**EXTRACTED ENTRIES:**
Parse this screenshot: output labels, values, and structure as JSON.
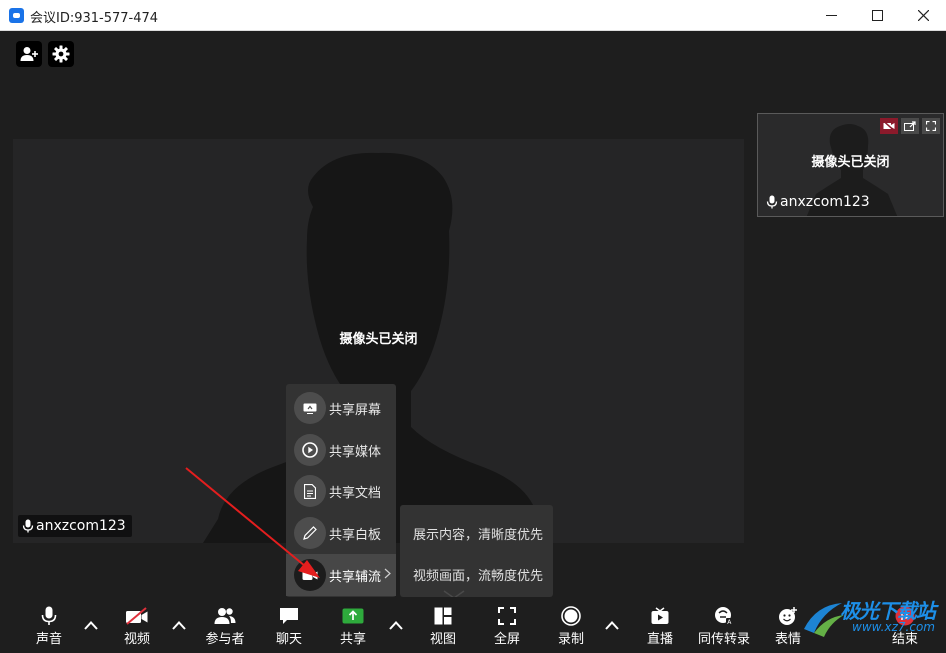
{
  "window": {
    "title": "会议ID:931-577-474",
    "buttons": {
      "minimize": "minimize-icon",
      "maximize": "maximize-icon",
      "close": "close-icon"
    }
  },
  "top_tools": [
    {
      "name": "invite",
      "icon": "add-user-icon"
    },
    {
      "name": "settings",
      "icon": "gear-icon"
    }
  ],
  "main_video": {
    "status": "摄像头已关闭",
    "participant": "anxzcom123"
  },
  "thumbnail": {
    "status": "摄像头已关闭",
    "participant": "anxzcom123",
    "controls": [
      "camera-off-icon",
      "share-out-icon",
      "expand-icon"
    ],
    "accent": "#8b1a2b"
  },
  "share_menu": {
    "items": [
      {
        "label": "共享屏幕",
        "icon": "screen-share-icon"
      },
      {
        "label": "共享媒体",
        "icon": "play-icon"
      },
      {
        "label": "共享文档",
        "icon": "document-icon"
      },
      {
        "label": "共享白板",
        "icon": "pen-icon"
      },
      {
        "label": "共享辅流",
        "icon": "camera-icon",
        "active": true
      }
    ],
    "submenu": [
      "展示内容，清晰度优先",
      "视频画面，流畅度优先"
    ]
  },
  "toolbar": {
    "items": [
      {
        "label": "声音",
        "icon": "mic-icon"
      },
      {
        "label": "视频",
        "icon": "video-off-icon"
      },
      {
        "label": "参与者",
        "icon": "participants-icon"
      },
      {
        "label": "聊天",
        "icon": "chat-icon"
      },
      {
        "label": "共享",
        "icon": "share-icon"
      },
      {
        "label": "视图",
        "icon": "layout-icon"
      },
      {
        "label": "全屏",
        "icon": "fullscreen-icon"
      },
      {
        "label": "录制",
        "icon": "record-icon"
      },
      {
        "label": "直播",
        "icon": "live-icon"
      },
      {
        "label": "同传转录",
        "icon": "transcribe-icon"
      },
      {
        "label": "表情",
        "icon": "emoji-icon"
      },
      {
        "label": "结束",
        "icon": "end-icon"
      }
    ],
    "share_accent": "#2eaa3c",
    "end_accent": "#e0303b"
  },
  "watermark": {
    "text": "极光下载站",
    "url": "www.xz7.com"
  }
}
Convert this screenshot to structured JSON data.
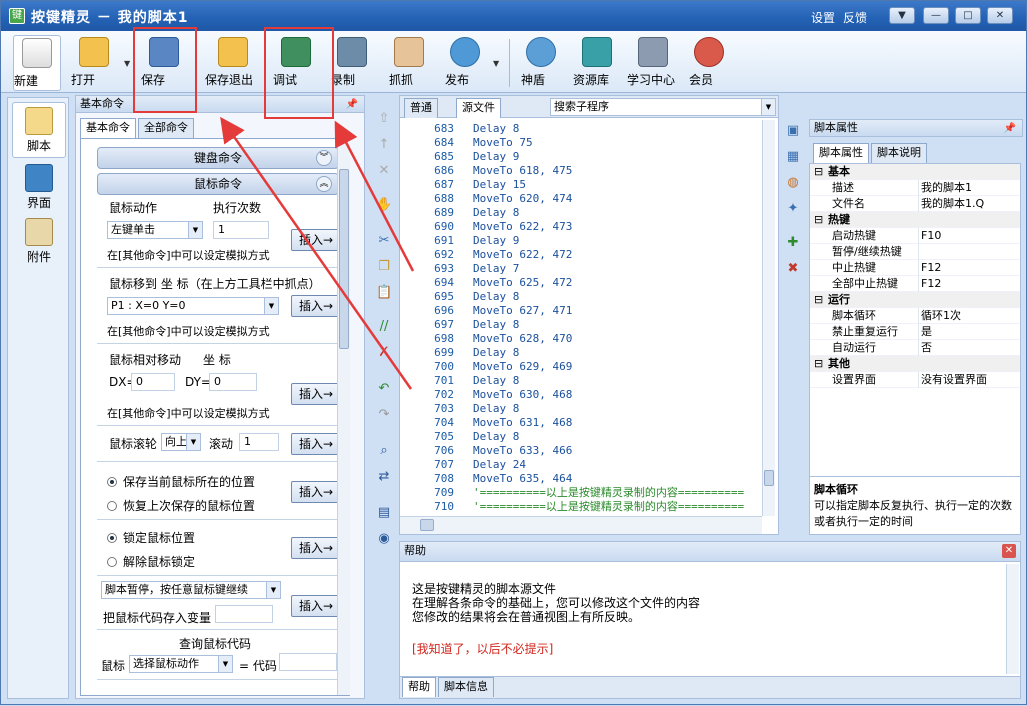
{
  "window": {
    "title": "按键精灵 － 我的脚本1",
    "links": [
      "设置",
      "反馈"
    ]
  },
  "toolbar": {
    "buttons": [
      {
        "label": "新建",
        "icon": "new-icon"
      },
      {
        "label": "打开",
        "icon": "open-icon"
      },
      {
        "label": "保存",
        "icon": "save-icon"
      },
      {
        "label": "保存退出",
        "icon": "save-exit-icon"
      },
      {
        "label": "调试",
        "icon": "debug-icon"
      },
      {
        "label": "录制",
        "icon": "record-icon"
      },
      {
        "label": "抓抓",
        "icon": "grab-icon"
      },
      {
        "label": "发布",
        "icon": "publish-icon"
      },
      {
        "label": "神盾",
        "icon": "shield-icon"
      },
      {
        "label": "资源库",
        "icon": "resource-icon"
      },
      {
        "label": "学习中心",
        "icon": "learning-icon"
      },
      {
        "label": "会员",
        "icon": "member-icon"
      }
    ]
  },
  "leftnav": [
    {
      "label": "脚本"
    },
    {
      "label": "界面"
    },
    {
      "label": "附件"
    }
  ],
  "cmdpanel": {
    "header": "基本命令",
    "tabs": [
      "基本命令",
      "全部命令"
    ],
    "groups": [
      "键盘命令",
      "鼠标命令"
    ],
    "mouse_action": {
      "label": "鼠标动作",
      "count_label": "执行次数",
      "action_value": "左键单击",
      "count_value": "1",
      "note": "在[其他命令]中可以设定模拟方式",
      "insert": "插入→"
    },
    "mouse_move": {
      "label": "鼠标移到 坐 标（在上方工具栏中抓点）",
      "value": "P1 : X=0 Y=0",
      "note": "在[其他命令]中可以设定模拟方式",
      "insert": "插入→"
    },
    "relative": {
      "label": "鼠标相对移动",
      "coord_label": "坐 标",
      "dx_label": "DX=",
      "dx": "0",
      "dy_label": "DY=",
      "dy": "0",
      "note": "在[其他命令]中可以设定模拟方式",
      "insert": "插入→"
    },
    "wheel": {
      "label": "鼠标滚轮",
      "dir": "向上",
      "amount_label": "滚动",
      "amount": "1",
      "insert": "插入→"
    },
    "save_pos": {
      "opt1": "保存当前鼠标所在的位置",
      "opt2": "恢复上次保存的鼠标位置",
      "insert": "插入→"
    },
    "lock": {
      "opt1": "锁定鼠标位置",
      "opt2": "解除鼠标锁定",
      "insert": "插入→"
    },
    "pause": {
      "value": "脚本暂停，按任意鼠标键继续",
      "var_label": "把鼠标代码存入变量",
      "insert": "插入→"
    },
    "query": {
      "title": "查询鼠标代码",
      "label": "鼠标",
      "value": "选择鼠标动作",
      "eq": "= 代码"
    }
  },
  "editor": {
    "tabs": [
      "普通",
      "源文件"
    ],
    "search_placeholder": "搜索子程序",
    "lines": [
      {
        "n": "683",
        "t": "Delay 8"
      },
      {
        "n": "684",
        "t": "MoveTo 75"
      },
      {
        "n": "685",
        "t": "Delay 9"
      },
      {
        "n": "686",
        "t": "MoveTo 618, 475"
      },
      {
        "n": "687",
        "t": "Delay 15"
      },
      {
        "n": "688",
        "t": "MoveTo 620, 474"
      },
      {
        "n": "689",
        "t": "Delay 8"
      },
      {
        "n": "690",
        "t": "MoveTo 622, 473"
      },
      {
        "n": "691",
        "t": "Delay 9"
      },
      {
        "n": "692",
        "t": "MoveTo 622, 472"
      },
      {
        "n": "693",
        "t": "Delay 7"
      },
      {
        "n": "694",
        "t": "MoveTo 625, 472"
      },
      {
        "n": "695",
        "t": "Delay 8"
      },
      {
        "n": "696",
        "t": "MoveTo 627, 471"
      },
      {
        "n": "697",
        "t": "Delay 8"
      },
      {
        "n": "698",
        "t": "MoveTo 628, 470"
      },
      {
        "n": "699",
        "t": "Delay 8"
      },
      {
        "n": "700",
        "t": "MoveTo 629, 469"
      },
      {
        "n": "701",
        "t": "Delay 8"
      },
      {
        "n": "702",
        "t": "MoveTo 630, 468"
      },
      {
        "n": "703",
        "t": "Delay 8"
      },
      {
        "n": "704",
        "t": "MoveTo 631, 468"
      },
      {
        "n": "705",
        "t": "Delay 8"
      },
      {
        "n": "706",
        "t": "MoveTo 633, 466"
      },
      {
        "n": "707",
        "t": "Delay 24"
      },
      {
        "n": "708",
        "t": "MoveTo 635, 464"
      },
      {
        "n": "709",
        "t": "'==========以上是按键精灵录制的内容=========="
      },
      {
        "n": "710",
        "t": "'==========以上是按键精灵录制的内容=========="
      }
    ]
  },
  "props": {
    "header": "脚本属性",
    "tabs": [
      "脚本属性",
      "脚本说明"
    ],
    "rows": [
      {
        "cat": "基本"
      },
      {
        "k": "描述",
        "v": "我的脚本1"
      },
      {
        "k": "文件名",
        "v": "我的脚本1.Q"
      },
      {
        "cat": "热键"
      },
      {
        "k": "启动热键",
        "v": "F10"
      },
      {
        "k": "暂停/继续热键",
        "v": ""
      },
      {
        "k": "中止热键",
        "v": "F12"
      },
      {
        "k": "全部中止热键",
        "v": "F12"
      },
      {
        "cat": "运行"
      },
      {
        "k": "脚本循环",
        "v": "循环1次"
      },
      {
        "k": "禁止重复运行",
        "v": "是"
      },
      {
        "k": "自动运行",
        "v": "否"
      },
      {
        "cat": "其他"
      },
      {
        "k": "设置界面",
        "v": "没有设置界面"
      }
    ],
    "desc_title": "脚本循环",
    "desc": "可以指定脚本反复执行、执行一定的次数或者执行一定的时间"
  },
  "help": {
    "header": "帮助",
    "lines": [
      "这是按键精灵的脚本源文件",
      "在理解各条命令的基础上，您可以修改这个文件的内容",
      "您修改的结果将会在普通视图上有所反映。"
    ],
    "link": "[我知道了，以后不必提示]",
    "tabs": [
      "帮助",
      "脚本信息"
    ]
  },
  "colors": {
    "accent": "#2563b6",
    "highlight": "#e53a3a"
  }
}
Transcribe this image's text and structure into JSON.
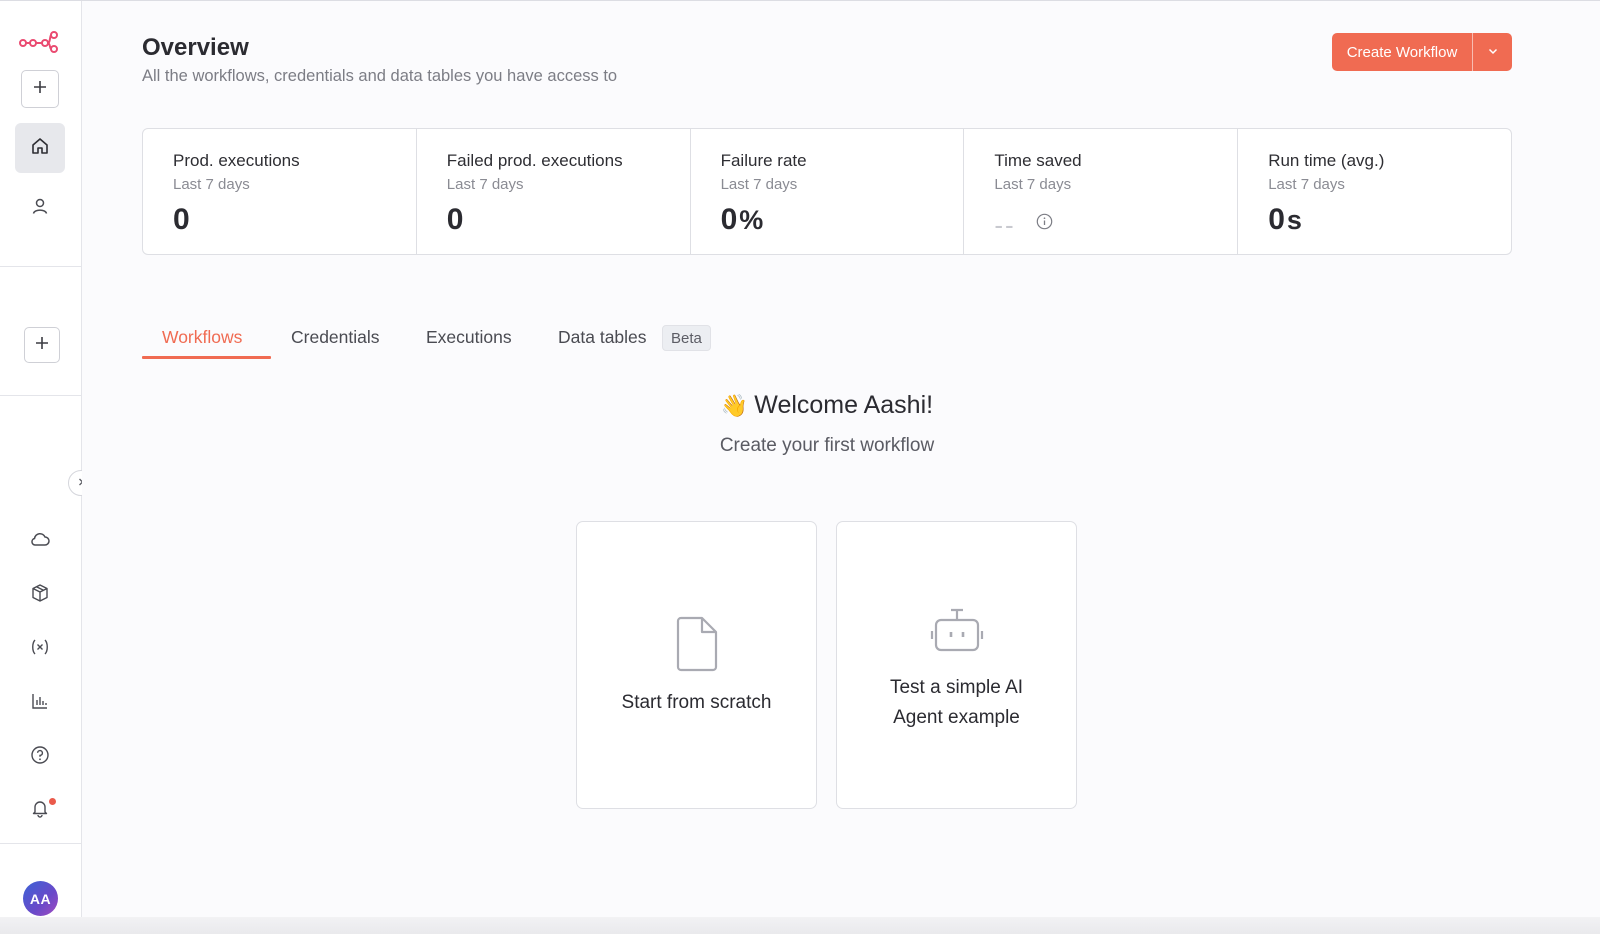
{
  "header": {
    "title": "Overview",
    "subtitle": "All the workflows, credentials and data tables you have access to",
    "create_label": "Create Workflow",
    "accent": "#f06b52"
  },
  "sidebar": {
    "top_items": [
      {
        "name": "logo",
        "icon": "n8n-logo"
      },
      {
        "name": "add",
        "icon": "plus-icon"
      },
      {
        "name": "home",
        "icon": "home-icon",
        "active": true
      },
      {
        "name": "personal",
        "icon": "user-icon"
      }
    ],
    "project_add_icon": "plus-icon",
    "bottom_items": [
      {
        "name": "cloud",
        "icon": "cloud-icon"
      },
      {
        "name": "templates",
        "icon": "box-icon"
      },
      {
        "name": "variables",
        "icon": "variables-icon"
      },
      {
        "name": "insights",
        "icon": "chart-icon"
      },
      {
        "name": "help",
        "icon": "help-icon"
      },
      {
        "name": "notifications",
        "icon": "bell-icon"
      }
    ],
    "avatar_initials": "AA"
  },
  "stats": [
    {
      "label": "Prod. executions",
      "sub": "Last 7 days",
      "value": "0",
      "unit": ""
    },
    {
      "label": "Failed prod. executions",
      "sub": "Last 7 days",
      "value": "0",
      "unit": ""
    },
    {
      "label": "Failure rate",
      "sub": "Last 7 days",
      "value": "0",
      "unit": "%"
    },
    {
      "label": "Time saved",
      "sub": "Last 7 days",
      "value": "--",
      "unit": ""
    },
    {
      "label": "Run time (avg.)",
      "sub": "Last 7 days",
      "value": "0",
      "unit": "s"
    }
  ],
  "tabs": [
    {
      "label": "Workflows",
      "active": true
    },
    {
      "label": "Credentials"
    },
    {
      "label": "Executions"
    },
    {
      "label": "Data tables",
      "badge": "Beta"
    }
  ],
  "welcome": {
    "emoji": "👋",
    "title": "Welcome Aashi!",
    "subtitle": "Create your first workflow"
  },
  "cards": [
    {
      "label": "Start from scratch",
      "icon": "file-icon"
    },
    {
      "label_line1": "Test a simple AI",
      "label_line2": "Agent example",
      "icon": "robot-icon"
    }
  ]
}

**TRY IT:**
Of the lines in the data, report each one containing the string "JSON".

**ANSWER SPACE:**
Parse this screenshot: output labels, values, and structure as JSON.
Convert this screenshot to structured JSON data.
Transcribe this image's text and structure into JSON.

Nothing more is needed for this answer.